(Beginning of GIVEN DATA)

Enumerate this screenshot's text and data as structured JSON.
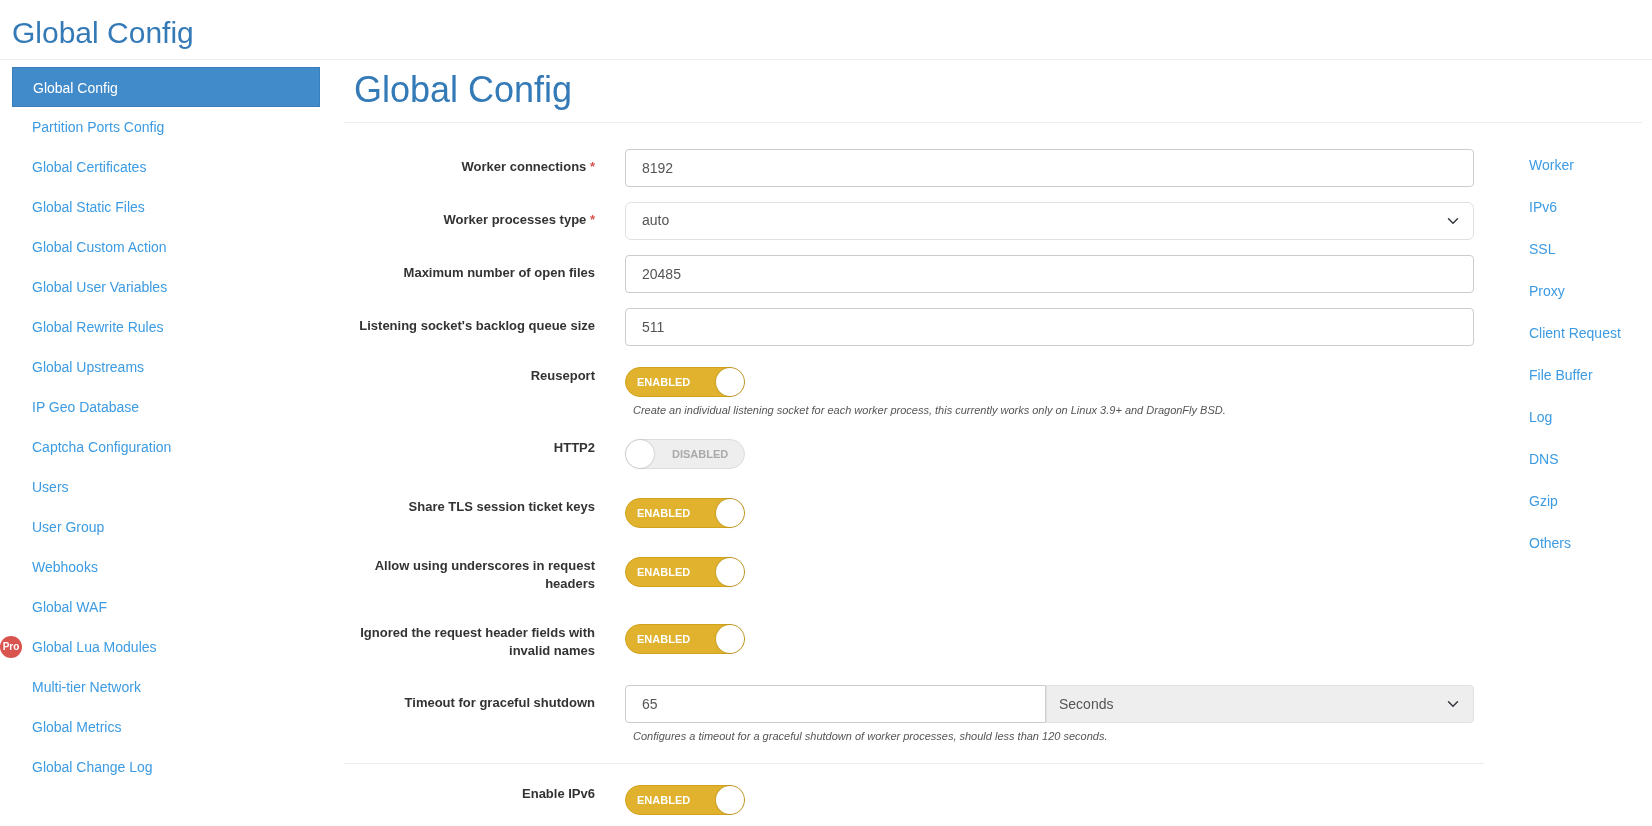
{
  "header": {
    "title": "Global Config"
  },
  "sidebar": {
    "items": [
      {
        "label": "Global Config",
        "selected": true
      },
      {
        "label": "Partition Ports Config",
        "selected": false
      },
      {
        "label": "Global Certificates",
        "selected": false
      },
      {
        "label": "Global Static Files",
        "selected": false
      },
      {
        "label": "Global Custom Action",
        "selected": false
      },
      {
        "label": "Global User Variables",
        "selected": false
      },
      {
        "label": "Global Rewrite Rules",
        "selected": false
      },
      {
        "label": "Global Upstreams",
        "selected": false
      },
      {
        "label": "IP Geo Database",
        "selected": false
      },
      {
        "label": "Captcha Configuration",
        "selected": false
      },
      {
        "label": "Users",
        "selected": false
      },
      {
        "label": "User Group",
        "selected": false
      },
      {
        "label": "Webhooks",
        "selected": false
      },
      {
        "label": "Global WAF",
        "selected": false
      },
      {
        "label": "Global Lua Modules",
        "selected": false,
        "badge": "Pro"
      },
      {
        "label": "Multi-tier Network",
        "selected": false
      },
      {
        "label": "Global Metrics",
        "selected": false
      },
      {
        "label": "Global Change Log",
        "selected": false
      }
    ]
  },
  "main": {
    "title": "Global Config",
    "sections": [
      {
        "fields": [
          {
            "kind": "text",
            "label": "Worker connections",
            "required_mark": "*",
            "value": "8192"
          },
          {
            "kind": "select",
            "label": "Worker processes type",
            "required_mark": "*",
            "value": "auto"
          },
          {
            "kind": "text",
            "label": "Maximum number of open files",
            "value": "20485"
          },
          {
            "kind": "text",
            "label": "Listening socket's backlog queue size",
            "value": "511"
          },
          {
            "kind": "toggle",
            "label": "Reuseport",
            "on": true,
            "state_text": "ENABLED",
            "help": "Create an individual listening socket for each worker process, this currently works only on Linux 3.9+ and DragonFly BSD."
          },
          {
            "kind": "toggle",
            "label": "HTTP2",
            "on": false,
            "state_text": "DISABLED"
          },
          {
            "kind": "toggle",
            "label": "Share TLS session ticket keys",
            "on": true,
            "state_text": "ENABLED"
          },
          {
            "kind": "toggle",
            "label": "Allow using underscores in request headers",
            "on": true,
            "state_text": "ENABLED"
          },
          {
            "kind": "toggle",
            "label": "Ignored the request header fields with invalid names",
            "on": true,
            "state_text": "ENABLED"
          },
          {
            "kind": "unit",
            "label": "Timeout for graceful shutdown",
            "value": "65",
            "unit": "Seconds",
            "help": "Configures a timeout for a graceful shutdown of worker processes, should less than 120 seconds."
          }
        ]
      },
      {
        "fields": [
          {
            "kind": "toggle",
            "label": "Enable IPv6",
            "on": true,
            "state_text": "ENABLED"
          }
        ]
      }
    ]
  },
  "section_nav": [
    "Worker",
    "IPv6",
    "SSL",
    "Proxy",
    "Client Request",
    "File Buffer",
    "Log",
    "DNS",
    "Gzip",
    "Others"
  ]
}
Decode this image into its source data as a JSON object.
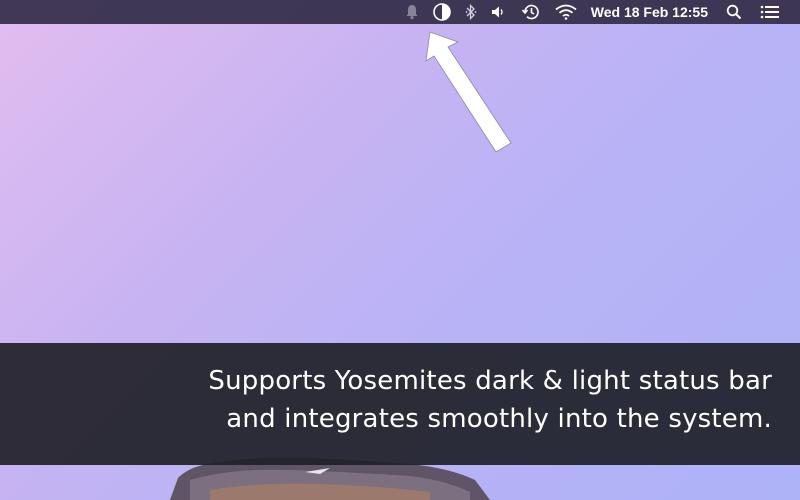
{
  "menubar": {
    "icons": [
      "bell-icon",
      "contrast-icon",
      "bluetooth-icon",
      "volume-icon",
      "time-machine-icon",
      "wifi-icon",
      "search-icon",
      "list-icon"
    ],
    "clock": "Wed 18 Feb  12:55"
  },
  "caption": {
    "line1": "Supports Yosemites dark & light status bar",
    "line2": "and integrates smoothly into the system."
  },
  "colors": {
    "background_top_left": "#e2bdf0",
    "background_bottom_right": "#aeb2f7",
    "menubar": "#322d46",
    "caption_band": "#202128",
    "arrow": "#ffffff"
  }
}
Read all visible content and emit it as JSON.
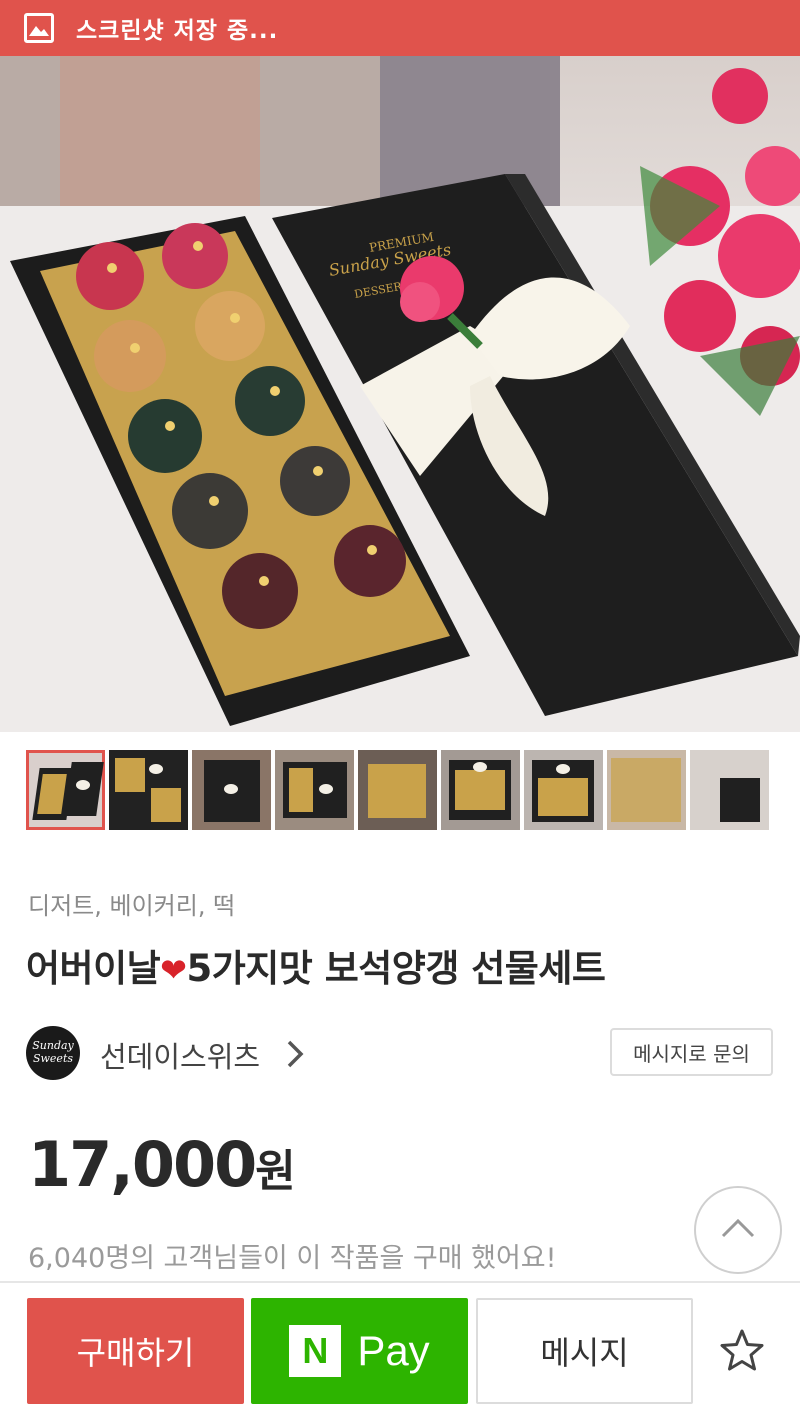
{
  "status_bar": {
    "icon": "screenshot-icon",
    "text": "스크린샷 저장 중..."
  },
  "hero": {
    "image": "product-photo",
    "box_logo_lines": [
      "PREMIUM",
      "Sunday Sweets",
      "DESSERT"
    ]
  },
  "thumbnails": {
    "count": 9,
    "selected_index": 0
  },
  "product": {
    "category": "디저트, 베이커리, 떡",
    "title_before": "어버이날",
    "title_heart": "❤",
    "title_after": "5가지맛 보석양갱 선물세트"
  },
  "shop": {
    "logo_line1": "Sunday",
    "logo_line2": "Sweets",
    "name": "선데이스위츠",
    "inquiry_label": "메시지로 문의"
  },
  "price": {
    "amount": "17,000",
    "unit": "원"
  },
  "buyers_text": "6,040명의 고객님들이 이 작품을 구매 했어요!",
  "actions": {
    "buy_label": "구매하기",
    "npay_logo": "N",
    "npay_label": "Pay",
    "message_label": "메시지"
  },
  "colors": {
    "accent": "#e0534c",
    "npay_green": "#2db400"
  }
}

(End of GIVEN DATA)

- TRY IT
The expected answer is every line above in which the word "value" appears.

- TASK ANSWER
            "value": "8192"
            "value": "auto"
            "value": "20485"
            "value": "511"
            "value": "65",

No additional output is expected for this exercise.